The art of sampling music has fascinated me for a very long time. It makes music feel like an art form that builds upon its own history, and samples help to track the evolution of the art form in more concrete terms, so to speak. I remember first hearing the word when I began learning how to use FL Studio to make music, and downloaded a ton of these freely available sample packs and sounds to listen to the kind of nuances in sound that helped produce a song. Eventually, I learned how to use tools within that software that helped me create my own samples. One of the nicest things I remember doing was taking a sample from Myon & Shane 54’s Summer of Love remix of Lana Del Rey’s “Young and Beautiful” and saving it for repurposing in one of the piano tracks I recorded. But those are tales for another day.
Music samples split people into camps quite frequently: one camp who believe that sampling should not be permitted because it takes away originality and discredits effort very frequently, because the creator of the original sample never gets due credit for inspiring another song. The flipside to this is the argument that sampling should be permitted, because once music is out there, it belongs to the creative commons.
Mark Ronson has an excellent TED talk on this that I’d urge you check out. Quite frequently, most songs that you end up enjoying on the radio on most days, or that become chart-toppers, contain samples or pieces of inspiration from prior music.

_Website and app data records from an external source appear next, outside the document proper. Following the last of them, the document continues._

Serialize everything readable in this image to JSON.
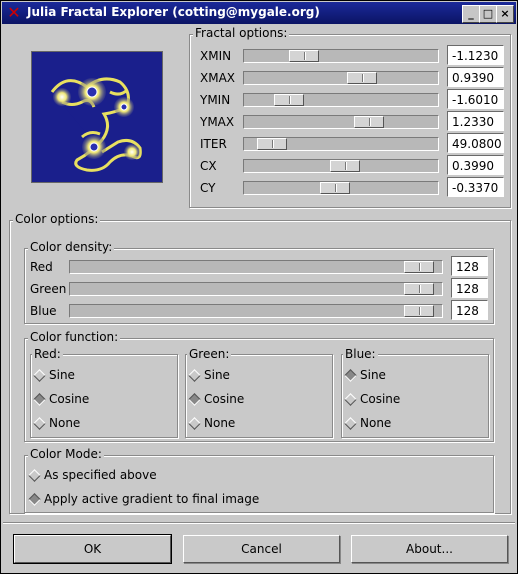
{
  "window": {
    "title": "Julia Fractal Explorer (cotting@mygale.org)"
  },
  "fractal_options": {
    "label": "Fractal options:",
    "rows": [
      {
        "label": "XMIN",
        "value": "-1.1230",
        "slider_fraction": 0.27
      },
      {
        "label": "XMAX",
        "value": "0.9390",
        "slider_fraction": 0.62
      },
      {
        "label": "YMIN",
        "value": "-1.6010",
        "slider_fraction": 0.18
      },
      {
        "label": "YMAX",
        "value": "1.2330",
        "slider_fraction": 0.66
      },
      {
        "label": "ITER",
        "value": "49.0800",
        "slider_fraction": 0.08
      },
      {
        "label": "CX",
        "value": "0.3990",
        "slider_fraction": 0.52
      },
      {
        "label": "CY",
        "value": "-0.3370",
        "slider_fraction": 0.46
      }
    ]
  },
  "color_options": {
    "label": "Color options:",
    "density": {
      "label": "Color density:",
      "rows": [
        {
          "label": "Red",
          "value": "128",
          "slider_fraction": 0.97
        },
        {
          "label": "Green",
          "value": "128",
          "slider_fraction": 0.97
        },
        {
          "label": "Blue",
          "value": "128",
          "slider_fraction": 0.97
        }
      ]
    },
    "function": {
      "label": "Color function:",
      "groups": [
        {
          "label": "Red:",
          "options": [
            "Sine",
            "Cosine",
            "None"
          ],
          "selected": 1
        },
        {
          "label": "Green:",
          "options": [
            "Sine",
            "Cosine",
            "None"
          ],
          "selected": 1
        },
        {
          "label": "Blue:",
          "options": [
            "Sine",
            "Cosine",
            "None"
          ],
          "selected": 0
        }
      ]
    },
    "mode": {
      "label": "Color Mode:",
      "options": [
        "As specified above",
        "Apply active gradient to final image"
      ],
      "selected": 1
    }
  },
  "buttons": {
    "ok": "OK",
    "cancel": "Cancel",
    "about": "About..."
  },
  "titlebar_buttons": {
    "minimize": "_",
    "maximize": "□",
    "close": "×"
  },
  "colors": {
    "titlebar": "#0b1464",
    "window_bg": "#c9c9c9",
    "fractal_bg": "#1a1f8c",
    "fractal_edge": "#e8e060"
  }
}
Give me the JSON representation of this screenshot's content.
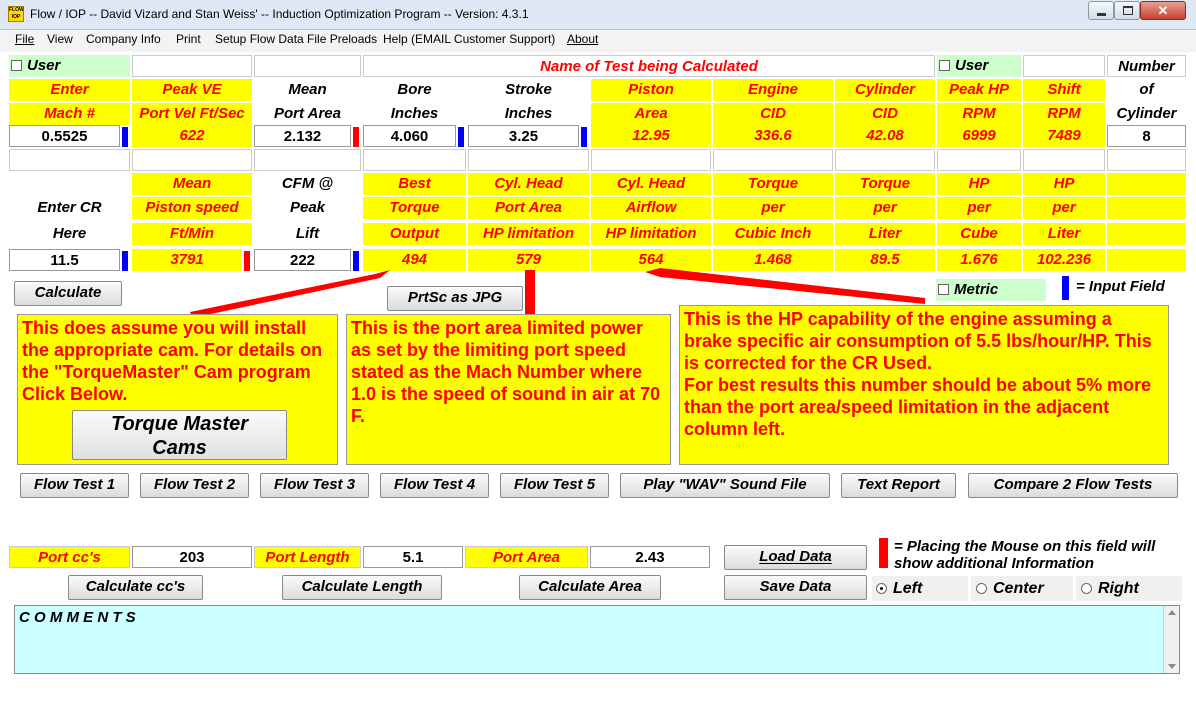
{
  "window": {
    "title": "Flow / IOP -- David Vizard and Stan Weiss' -- Induction Optimization Program -- Version: 4.3.1",
    "app_icon_label": "FLOW IOP"
  },
  "menu": [
    "File",
    "View",
    "Company Info",
    "Print",
    "Setup Flow Data File Preloads",
    "Help (EMAIL Customer Support)",
    "About"
  ],
  "grid": {
    "user_left": "User",
    "test_name_label": "Name of Test being Calculated",
    "user_right": "User",
    "number_label": "Number",
    "row1": [
      "Enter",
      "Peak VE",
      "Mean",
      "Bore",
      "Stroke",
      "Piston",
      "Engine",
      "Cylinder",
      "Peak HP",
      "Shift",
      "of"
    ],
    "row2": [
      "Mach #",
      "Port Vel Ft/Sec",
      "Port Area",
      "Inches",
      "Inches",
      "Area",
      "CID",
      "CID",
      "RPM",
      "RPM",
      "Cylinder"
    ],
    "row3": [
      "0.5525",
      "622",
      "2.132",
      "4.060",
      "3.25",
      "12.95",
      "336.6",
      "42.08",
      "6999",
      "7489",
      "8"
    ],
    "row5": [
      "",
      "Mean",
      "CFM @",
      "Best",
      "Cyl. Head",
      "Cyl. Head",
      "Torque",
      "Torque",
      "HP",
      "HP"
    ],
    "row6": [
      "Enter CR",
      "Piston speed",
      "Peak",
      "Torque",
      "Port Area",
      "Airflow",
      "per",
      "per",
      "per",
      "per"
    ],
    "row7": [
      "Here",
      "Ft/Min",
      "Lift",
      "Output",
      "HP limitation",
      "HP limitation",
      "Cubic Inch",
      "Liter",
      "Cube",
      "Liter"
    ],
    "row8": [
      "11.5",
      "3791",
      "222",
      "494",
      "579",
      "564",
      "1.468",
      "89.5",
      "1.676",
      "102.236"
    ]
  },
  "buttons": {
    "calculate": "Calculate",
    "prtsc": "PrtSc as JPG",
    "torque_master": "Torque Master Cams",
    "flow_tests": [
      "Flow Test 1",
      "Flow Test 2",
      "Flow Test 3",
      "Flow Test 4",
      "Flow Test 5"
    ],
    "play_wav": "Play \"WAV\" Sound File",
    "text_report": "Text Report",
    "compare": "Compare 2 Flow Tests",
    "load": "Load Data",
    "save": "Save Data",
    "calc_cc": "Calculate cc's",
    "calc_length": "Calculate Length",
    "calc_area": "Calculate Area"
  },
  "metric_label": "Metric",
  "input_field_legend": "= Input Field",
  "notes": {
    "cam": "This does assume you will install the appropriate cam. For details on the \"TorqueMaster\" Cam program Click Below.",
    "port": "This is the port area limited power as set by the limiting port speed stated as the Mach Number where 1.0 is the speed of sound in air at 70 F.",
    "hp": "This is the HP capability of the engine assuming a brake specific air consumption of 5.5 lbs/hour/HP. This is corrected for the CR Used.\nFor best results this number should be about 5% more than the port area/speed limitation in the adjacent column left."
  },
  "port_calc": {
    "cc_label": "Port cc's",
    "cc_value": "203",
    "length_label": "Port Length",
    "length_value": "5.1",
    "area_label": "Port Area",
    "area_value": "2.43"
  },
  "mouse_legend": "= Placing the Mouse on this field will show additional Information",
  "align": {
    "options": [
      "Left",
      "Center",
      "Right"
    ],
    "selected": "Left"
  },
  "comments_label": "C O M M E N T S",
  "colors": {
    "yellow": "#ffff00",
    "red": "#ff0000",
    "blue": "#0000ff",
    "green": "#ccffcc",
    "cyan": "#ccffff"
  }
}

I was listening to the Vampire Weekend album, Father of the Bride on repeat yesterday. It’s an album that I took to quite quickly and absolutely fell in love with. There’s this song on the album called “Hold You Now”, which I adore – because it introduced me to Haim, but also because it begins the narrative arc of the entire album. In a lot of ways, Father of the Bride, as an album, reminds me of Green Day’s 21st Century Breakdown. However, I digress.
That song, “Hold You Now”, contains this crazy sequence that sounds like gospel choir music in the middle. I wanted to figure out what that sequence was, and found out it was indeed a sample of gospel music called God Yu Tekkem Laef Blong Mi. That confused me: I couldn’t recognize the words, although I was quite certain I knew their meaning. Turns out this is a language called Pidgin English. What made things even crazier is that this sample they used is a Hans Zimmer sample.
I’m on the side that samples should enable creative growth. It’s weird if a sample is used to make a note-for-note version of another song. Sometimes, however, the result can be beautiful, as it was here.